Instructions to follow:
The records below are to be duplicated character for character.

Data to process:
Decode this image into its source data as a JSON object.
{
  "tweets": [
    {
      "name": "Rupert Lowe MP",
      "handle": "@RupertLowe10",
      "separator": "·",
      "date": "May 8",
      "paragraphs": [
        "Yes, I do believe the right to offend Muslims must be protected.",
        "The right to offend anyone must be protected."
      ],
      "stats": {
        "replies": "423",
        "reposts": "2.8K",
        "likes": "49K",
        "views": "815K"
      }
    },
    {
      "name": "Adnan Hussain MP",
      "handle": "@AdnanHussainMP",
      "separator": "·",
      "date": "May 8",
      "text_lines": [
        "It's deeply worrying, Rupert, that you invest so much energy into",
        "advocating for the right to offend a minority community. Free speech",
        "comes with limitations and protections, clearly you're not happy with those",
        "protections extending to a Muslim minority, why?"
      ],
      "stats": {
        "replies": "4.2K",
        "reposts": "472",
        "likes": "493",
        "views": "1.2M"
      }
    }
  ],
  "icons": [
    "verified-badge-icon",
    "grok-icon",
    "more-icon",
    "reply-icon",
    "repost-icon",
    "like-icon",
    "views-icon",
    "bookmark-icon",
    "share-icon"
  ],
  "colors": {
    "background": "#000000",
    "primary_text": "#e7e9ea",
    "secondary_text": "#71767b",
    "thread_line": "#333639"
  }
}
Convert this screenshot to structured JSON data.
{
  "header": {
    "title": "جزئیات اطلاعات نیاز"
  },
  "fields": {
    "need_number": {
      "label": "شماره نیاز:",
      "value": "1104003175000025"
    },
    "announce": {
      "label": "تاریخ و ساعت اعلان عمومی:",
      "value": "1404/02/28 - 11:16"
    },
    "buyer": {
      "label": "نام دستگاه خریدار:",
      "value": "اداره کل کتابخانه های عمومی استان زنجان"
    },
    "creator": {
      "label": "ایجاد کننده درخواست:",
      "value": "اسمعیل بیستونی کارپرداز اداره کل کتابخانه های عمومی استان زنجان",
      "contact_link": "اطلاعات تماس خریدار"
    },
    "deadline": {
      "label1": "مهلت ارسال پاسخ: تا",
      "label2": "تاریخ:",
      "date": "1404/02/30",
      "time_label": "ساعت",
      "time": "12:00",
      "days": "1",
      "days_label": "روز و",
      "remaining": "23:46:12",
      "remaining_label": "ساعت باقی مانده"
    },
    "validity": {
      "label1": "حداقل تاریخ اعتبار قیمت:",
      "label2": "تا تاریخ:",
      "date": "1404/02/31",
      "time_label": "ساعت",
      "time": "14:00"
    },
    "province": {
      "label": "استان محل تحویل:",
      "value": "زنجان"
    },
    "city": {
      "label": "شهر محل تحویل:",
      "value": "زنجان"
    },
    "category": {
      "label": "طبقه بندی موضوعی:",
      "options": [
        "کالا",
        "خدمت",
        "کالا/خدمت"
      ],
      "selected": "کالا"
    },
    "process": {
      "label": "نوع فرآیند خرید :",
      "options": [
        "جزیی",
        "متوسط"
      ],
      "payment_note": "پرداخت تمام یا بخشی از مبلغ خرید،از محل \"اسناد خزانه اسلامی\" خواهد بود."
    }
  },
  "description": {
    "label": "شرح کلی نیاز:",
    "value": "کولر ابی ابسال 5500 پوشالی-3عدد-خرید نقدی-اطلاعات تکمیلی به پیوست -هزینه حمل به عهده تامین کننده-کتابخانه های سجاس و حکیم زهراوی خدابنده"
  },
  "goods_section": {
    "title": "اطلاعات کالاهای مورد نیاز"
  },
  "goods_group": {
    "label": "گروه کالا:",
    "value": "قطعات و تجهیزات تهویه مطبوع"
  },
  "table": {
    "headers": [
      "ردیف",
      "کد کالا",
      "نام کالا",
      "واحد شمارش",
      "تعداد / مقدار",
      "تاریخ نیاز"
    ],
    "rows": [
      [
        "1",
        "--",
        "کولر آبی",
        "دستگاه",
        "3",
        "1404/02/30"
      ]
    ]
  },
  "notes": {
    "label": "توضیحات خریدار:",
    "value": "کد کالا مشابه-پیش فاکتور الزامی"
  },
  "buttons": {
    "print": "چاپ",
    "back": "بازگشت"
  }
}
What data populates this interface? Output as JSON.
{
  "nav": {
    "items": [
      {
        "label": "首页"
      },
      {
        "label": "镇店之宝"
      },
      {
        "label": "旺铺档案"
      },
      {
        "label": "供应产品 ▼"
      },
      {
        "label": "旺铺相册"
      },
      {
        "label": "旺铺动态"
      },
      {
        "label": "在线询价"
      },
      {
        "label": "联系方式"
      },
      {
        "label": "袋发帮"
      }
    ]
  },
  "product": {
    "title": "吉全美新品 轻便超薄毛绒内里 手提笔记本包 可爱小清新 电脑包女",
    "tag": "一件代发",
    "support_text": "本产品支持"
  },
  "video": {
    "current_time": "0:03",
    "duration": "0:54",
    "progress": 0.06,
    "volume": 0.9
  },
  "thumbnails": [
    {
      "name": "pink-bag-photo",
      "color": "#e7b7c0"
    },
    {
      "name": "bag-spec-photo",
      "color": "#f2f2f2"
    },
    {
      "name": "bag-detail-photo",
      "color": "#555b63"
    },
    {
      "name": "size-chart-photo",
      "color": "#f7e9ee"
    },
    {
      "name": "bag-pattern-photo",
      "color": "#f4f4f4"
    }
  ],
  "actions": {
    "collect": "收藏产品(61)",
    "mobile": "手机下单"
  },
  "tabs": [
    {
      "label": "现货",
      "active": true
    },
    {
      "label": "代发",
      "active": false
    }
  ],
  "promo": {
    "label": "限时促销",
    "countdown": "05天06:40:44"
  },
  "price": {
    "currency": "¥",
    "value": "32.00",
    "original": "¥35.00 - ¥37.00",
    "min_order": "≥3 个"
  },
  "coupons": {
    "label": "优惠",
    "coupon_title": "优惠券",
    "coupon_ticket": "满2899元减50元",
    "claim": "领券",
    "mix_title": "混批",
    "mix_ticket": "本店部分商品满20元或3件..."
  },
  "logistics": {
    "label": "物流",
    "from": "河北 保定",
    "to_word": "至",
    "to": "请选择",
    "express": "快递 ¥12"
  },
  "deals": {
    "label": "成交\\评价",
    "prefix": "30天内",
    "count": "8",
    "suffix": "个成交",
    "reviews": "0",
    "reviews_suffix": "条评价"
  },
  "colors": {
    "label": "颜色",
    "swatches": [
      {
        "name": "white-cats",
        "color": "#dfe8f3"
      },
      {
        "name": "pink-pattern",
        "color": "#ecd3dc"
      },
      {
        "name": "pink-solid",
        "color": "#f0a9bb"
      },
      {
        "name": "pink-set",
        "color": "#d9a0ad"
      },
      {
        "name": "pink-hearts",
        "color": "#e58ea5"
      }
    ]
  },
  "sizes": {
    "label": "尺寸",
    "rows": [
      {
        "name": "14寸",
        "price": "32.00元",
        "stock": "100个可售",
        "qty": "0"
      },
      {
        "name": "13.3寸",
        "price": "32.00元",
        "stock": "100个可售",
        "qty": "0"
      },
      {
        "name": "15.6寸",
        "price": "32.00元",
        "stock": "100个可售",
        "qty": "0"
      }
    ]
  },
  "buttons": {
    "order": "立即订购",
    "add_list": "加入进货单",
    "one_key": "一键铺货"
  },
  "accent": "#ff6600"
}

Expected answer:
Decode this image into its source data as a JSON object.
{
  "tweets": [
    {
      "name": "Rupert Lowe MP",
      "handle": "@RupertLowe10",
      "separator": "·",
      "date": "May 8",
      "paragraphs": [
        "Yes, I do believe the right to offend Muslims must be protected.",
        "The right to offend anyone must be protected."
      ],
      "stats": {
        "replies": "423",
        "reposts": "2.8K",
        "likes": "49K",
        "views": "815K"
      }
    },
    {
      "name": "Adnan Hussain MP",
      "handle": "@AdnanHussainMP",
      "separator": "·",
      "date": "May 8",
      "text_lines": [
        "It's deeply worrying, Rupert, that you invest so much energy into",
        "advocating for the right to offend a minority community. Free speech",
        "comes with limitations and protections, clearly you're not happy with those",
        "protections extending to a Muslim minority, why?"
      ],
      "stats": {
        "replies": "4.2K",
        "reposts": "472",
        "likes": "493",
        "views": "1.2M"
      }
    }
  ],
  "icons": [
    "verified-badge-icon",
    "grok-icon",
    "more-icon",
    "reply-icon",
    "repost-icon",
    "like-icon",
    "views-icon",
    "bookmark-icon",
    "share-icon"
  ],
  "colors": {
    "background": "#000000",
    "primary_text": "#e7e9ea",
    "secondary_text": "#71767b",
    "thread_line": "#333639"
  }
}
Convert this screenshot to structured JSON data.
{
  "header": {
    "title": "جزئیات اطلاعات نیاز"
  },
  "fields": {
    "need_number": {
      "label": "شماره نیاز:",
      "value": "1104003175000025"
    },
    "announce": {
      "label": "تاریخ و ساعت اعلان عمومی:",
      "value": "1404/02/28 - 11:16"
    },
    "buyer": {
      "label": "نام دستگاه خریدار:",
      "value": "اداره کل کتابخانه های عمومی استان زنجان"
    },
    "creator": {
      "label": "ایجاد کننده درخواست:",
      "value": "اسمعیل بیستونی کارپرداز اداره کل کتابخانه های عمومی استان زنجان",
      "contact_link": "اطلاعات تماس خریدار"
    },
    "deadline": {
      "label1": "مهلت ارسال پاسخ: تا",
      "label2": "تاریخ:",
      "date": "1404/02/30",
      "time_label": "ساعت",
      "time": "12:00",
      "days": "1",
      "days_label": "روز و",
      "remaining": "23:46:12",
      "remaining_label": "ساعت باقی مانده"
    },
    "validity": {
      "label1": "حداقل تاریخ اعتبار قیمت:",
      "label2": "تا تاریخ:",
      "date": "1404/02/31",
      "time_label": "ساعت",
      "time": "14:00"
    },
    "province": {
      "label": "استان محل تحویل:",
      "value": "زنجان"
    },
    "city": {
      "label": "شهر محل تحویل:",
      "value": "زنجان"
    },
    "category": {
      "label": "طبقه بندی موضوعی:",
      "options": [
        "کالا",
        "خدمت",
        "کالا/خدمت"
      ],
      "selected": "کالا"
    },
    "process": {
      "label": "نوع فرآیند خرید :",
      "options": [
        "جزیی",
        "متوسط"
      ],
      "payment_note": "پرداخت تمام یا بخشی از مبلغ خرید،از محل \"اسناد خزانه اسلامی\" خواهد بود."
    }
  },
  "description": {
    "label": "شرح کلی نیاز:",
    "value": "کولر ابی ابسال 5500 پوشالی-3عدد-خرید نقدی-اطلاعات تکمیلی به پیوست -هزینه حمل به عهده تامین کننده-کتابخانه های سجاس و حکیم زهراوی خدابنده"
  },
  "goods_section": {
    "title": "اطلاعات کالاهای مورد نیاز"
  },
  "goods_group": {
    "label": "گروه کالا:",
    "value": "قطعات و تجهیزات تهویه مطبوع"
  },
  "table": {
    "headers": [
      "ردیف",
      "کد کالا",
      "نام کالا",
      "واحد شمارش",
      "تعداد / مقدار",
      "تاریخ نیاز"
    ],
    "rows": [
      [
        "1",
        "--",
        "کولر آبی",
        "دستگاه",
        "3",
        "1404/02/30"
      ]
    ]
  },
  "notes": {
    "label": "توضیحات خریدار:",
    "value": "کد کالا مشابه-پیش فاکتور الزامی"
  },
  "buttons": {
    "print": "چاپ",
    "back": "بازگشت"
  }
}
What data populates this interface? Output as JSON.
{
  "nav": {
    "items": [
      {
        "label": "首页"
      },
      {
        "label": "镇店之宝"
      },
      {
        "label": "旺铺档案"
      },
      {
        "label": "供应产品 ▼"
      },
      {
        "label": "旺铺相册"
      },
      {
        "label": "旺铺动态"
      },
      {
        "label": "在线询价"
      },
      {
        "label": "联系方式"
      },
      {
        "label": "袋发帮"
      }
    ]
  },
  "product": {
    "title": "吉全美新品 轻便超薄毛绒内里 手提笔记本包 可爱小清新 电脑包女",
    "tag": "一件代发",
    "support_text": "本产品支持"
  },
  "video": {
    "current_time": "0:03",
    "duration": "0:54",
    "progress": 0.06,
    "volume": 0.9
  },
  "thumbnails": [
    {
      "name": "pink-bag-photo",
      "color": "#e7b7c0"
    },
    {
      "name": "bag-spec-photo",
      "color": "#f2f2f2"
    },
    {
      "name": "bag-detail-photo",
      "color": "#555b63"
    },
    {
      "name": "size-chart-photo",
      "color": "#f7e9ee"
    },
    {
      "name": "bag-pattern-photo",
      "color": "#f4f4f4"
    }
  ],
  "actions": {
    "collect": "收藏产品(61)",
    "mobile": "手机下单"
  },
  "tabs": [
    {
      "label": "现货",
      "active": true
    },
    {
      "label": "代发",
      "active": false
    }
  ],
  "promo": {
    "label": "限时促销",
    "countdown": "05天06:40:44"
  },
  "price": {
    "currency": "¥",
    "value": "32.00",
    "original": "¥35.00 - ¥37.00",
    "min_order": "≥3 个"
  },
  "coupons": {
    "label": "优惠",
    "coupon_title": "优惠券",
    "coupon_ticket": "满2899元减50元",
    "claim": "领券",
    "mix_title": "混批",
    "mix_ticket": "本店部分商品满20元或3件..."
  },
  "logistics": {
    "label": "物流",
    "from": "河北 保定",
    "to_word": "至",
    "to": "请选择",
    "express": "快递 ¥12"
  },
  "deals": {
    "label": "成交\\评价",
    "prefix": "30天内",
    "count": "8",
    "suffix": "个成交",
    "reviews": "0",
    "reviews_suffix": "条评价"
  },
  "colors": {
    "label": "颜色",
    "swatches": [
      {
        "name": "white-cats",
        "color": "#dfe8f3"
      },
      {
        "name": "pink-pattern",
        "color": "#ecd3dc"
      },
      {
        "name": "pink-solid",
        "color": "#f0a9bb"
      },
      {
        "name": "pink-set",
        "color": "#d9a0ad"
      },
      {
        "name": "pink-hearts",
        "color": "#e58ea5"
      }
    ]
  },
  "sizes": {
    "label": "尺寸",
    "rows": [
      {
        "name": "14寸",
        "price": "32.00元",
        "stock": "100个可售",
        "qty": "0"
      },
      {
        "name": "13.3寸",
        "price": "32.00元",
        "stock": "100个可售",
        "qty": "0"
      },
      {
        "name": "15.6寸",
        "price": "32.00元",
        "stock": "100个可售",
        "qty": "0"
      }
    ]
  },
  "buttons": {
    "order": "立即订购",
    "add_list": "加入进货单",
    "one_key": "一键铺货"
  },
  "accent": "#ff6600"
}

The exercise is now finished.